[Start of section]

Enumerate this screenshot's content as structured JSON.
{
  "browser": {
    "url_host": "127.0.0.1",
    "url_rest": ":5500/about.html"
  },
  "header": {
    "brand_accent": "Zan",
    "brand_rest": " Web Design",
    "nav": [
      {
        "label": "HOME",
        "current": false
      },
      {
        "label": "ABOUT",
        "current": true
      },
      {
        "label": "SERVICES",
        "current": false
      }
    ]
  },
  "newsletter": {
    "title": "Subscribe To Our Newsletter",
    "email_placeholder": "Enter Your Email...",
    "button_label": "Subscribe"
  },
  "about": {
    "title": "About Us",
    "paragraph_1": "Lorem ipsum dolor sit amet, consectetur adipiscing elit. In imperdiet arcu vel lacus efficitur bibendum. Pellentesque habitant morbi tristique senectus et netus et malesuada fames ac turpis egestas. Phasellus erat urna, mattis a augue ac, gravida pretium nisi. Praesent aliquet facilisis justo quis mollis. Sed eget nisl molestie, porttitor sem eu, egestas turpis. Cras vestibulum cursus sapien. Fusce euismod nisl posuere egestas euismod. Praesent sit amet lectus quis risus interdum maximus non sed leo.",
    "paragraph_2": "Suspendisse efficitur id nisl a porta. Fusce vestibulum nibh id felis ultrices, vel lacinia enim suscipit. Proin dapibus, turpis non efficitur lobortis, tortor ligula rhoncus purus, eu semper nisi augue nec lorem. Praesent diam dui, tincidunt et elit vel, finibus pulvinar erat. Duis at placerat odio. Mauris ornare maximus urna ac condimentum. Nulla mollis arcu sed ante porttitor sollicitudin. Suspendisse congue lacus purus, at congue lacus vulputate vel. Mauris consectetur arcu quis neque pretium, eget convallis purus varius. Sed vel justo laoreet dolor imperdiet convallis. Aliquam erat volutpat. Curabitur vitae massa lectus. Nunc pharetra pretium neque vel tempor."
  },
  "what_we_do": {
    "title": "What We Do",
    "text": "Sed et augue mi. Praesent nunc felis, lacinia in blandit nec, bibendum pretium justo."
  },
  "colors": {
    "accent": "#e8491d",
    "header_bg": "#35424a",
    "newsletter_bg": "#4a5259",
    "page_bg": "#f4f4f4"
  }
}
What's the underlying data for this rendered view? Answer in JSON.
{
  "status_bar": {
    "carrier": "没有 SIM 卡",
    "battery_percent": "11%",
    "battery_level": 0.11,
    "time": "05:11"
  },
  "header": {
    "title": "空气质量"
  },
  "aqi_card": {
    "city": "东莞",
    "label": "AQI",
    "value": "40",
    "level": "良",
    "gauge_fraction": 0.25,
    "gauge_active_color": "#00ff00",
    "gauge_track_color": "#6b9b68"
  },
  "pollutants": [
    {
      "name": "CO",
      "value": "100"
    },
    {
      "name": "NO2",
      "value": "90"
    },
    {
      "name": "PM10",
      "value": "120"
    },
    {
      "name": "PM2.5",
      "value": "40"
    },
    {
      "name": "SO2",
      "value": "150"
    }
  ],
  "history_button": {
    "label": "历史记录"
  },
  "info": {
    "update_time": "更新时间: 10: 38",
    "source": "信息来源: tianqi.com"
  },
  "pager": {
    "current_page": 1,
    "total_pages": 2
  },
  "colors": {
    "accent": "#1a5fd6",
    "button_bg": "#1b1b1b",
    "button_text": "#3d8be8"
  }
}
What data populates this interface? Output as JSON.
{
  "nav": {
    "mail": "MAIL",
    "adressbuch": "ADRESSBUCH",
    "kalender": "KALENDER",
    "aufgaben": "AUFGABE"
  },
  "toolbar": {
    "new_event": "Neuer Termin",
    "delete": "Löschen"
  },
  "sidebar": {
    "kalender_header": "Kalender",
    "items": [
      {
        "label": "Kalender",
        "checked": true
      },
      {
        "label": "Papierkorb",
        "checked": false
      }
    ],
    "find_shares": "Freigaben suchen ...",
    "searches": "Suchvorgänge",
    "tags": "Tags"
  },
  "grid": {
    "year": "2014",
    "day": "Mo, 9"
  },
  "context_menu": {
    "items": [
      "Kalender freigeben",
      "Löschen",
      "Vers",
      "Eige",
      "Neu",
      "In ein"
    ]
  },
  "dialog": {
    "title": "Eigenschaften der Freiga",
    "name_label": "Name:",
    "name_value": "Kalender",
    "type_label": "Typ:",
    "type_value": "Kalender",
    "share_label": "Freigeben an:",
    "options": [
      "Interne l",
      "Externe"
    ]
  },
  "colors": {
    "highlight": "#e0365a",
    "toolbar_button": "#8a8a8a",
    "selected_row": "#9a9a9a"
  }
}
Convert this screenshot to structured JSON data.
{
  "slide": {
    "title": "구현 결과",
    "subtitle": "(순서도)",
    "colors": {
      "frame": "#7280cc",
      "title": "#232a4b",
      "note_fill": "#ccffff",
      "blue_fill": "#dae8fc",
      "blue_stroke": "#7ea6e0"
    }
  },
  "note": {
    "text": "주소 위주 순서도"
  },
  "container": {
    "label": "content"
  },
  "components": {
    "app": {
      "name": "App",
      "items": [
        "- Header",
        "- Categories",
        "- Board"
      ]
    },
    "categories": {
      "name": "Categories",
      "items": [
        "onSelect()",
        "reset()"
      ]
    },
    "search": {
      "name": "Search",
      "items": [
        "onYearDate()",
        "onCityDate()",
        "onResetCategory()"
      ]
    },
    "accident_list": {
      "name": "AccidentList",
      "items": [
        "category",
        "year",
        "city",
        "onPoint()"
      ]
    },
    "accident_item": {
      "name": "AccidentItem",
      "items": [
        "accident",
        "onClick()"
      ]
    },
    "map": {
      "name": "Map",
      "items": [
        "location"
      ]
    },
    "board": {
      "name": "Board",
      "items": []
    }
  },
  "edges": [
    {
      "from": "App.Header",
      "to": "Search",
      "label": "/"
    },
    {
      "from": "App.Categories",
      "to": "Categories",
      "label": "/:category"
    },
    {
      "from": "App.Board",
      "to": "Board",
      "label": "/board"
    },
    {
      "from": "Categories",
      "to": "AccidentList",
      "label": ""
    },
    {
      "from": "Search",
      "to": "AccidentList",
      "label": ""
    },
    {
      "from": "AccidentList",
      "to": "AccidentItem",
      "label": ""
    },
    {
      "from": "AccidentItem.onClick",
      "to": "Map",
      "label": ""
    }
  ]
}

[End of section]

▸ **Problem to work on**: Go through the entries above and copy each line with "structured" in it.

▸ **Result below**:
Enumerate this screenshot's content as structured JSON.
Convert this screenshot to structured JSON data.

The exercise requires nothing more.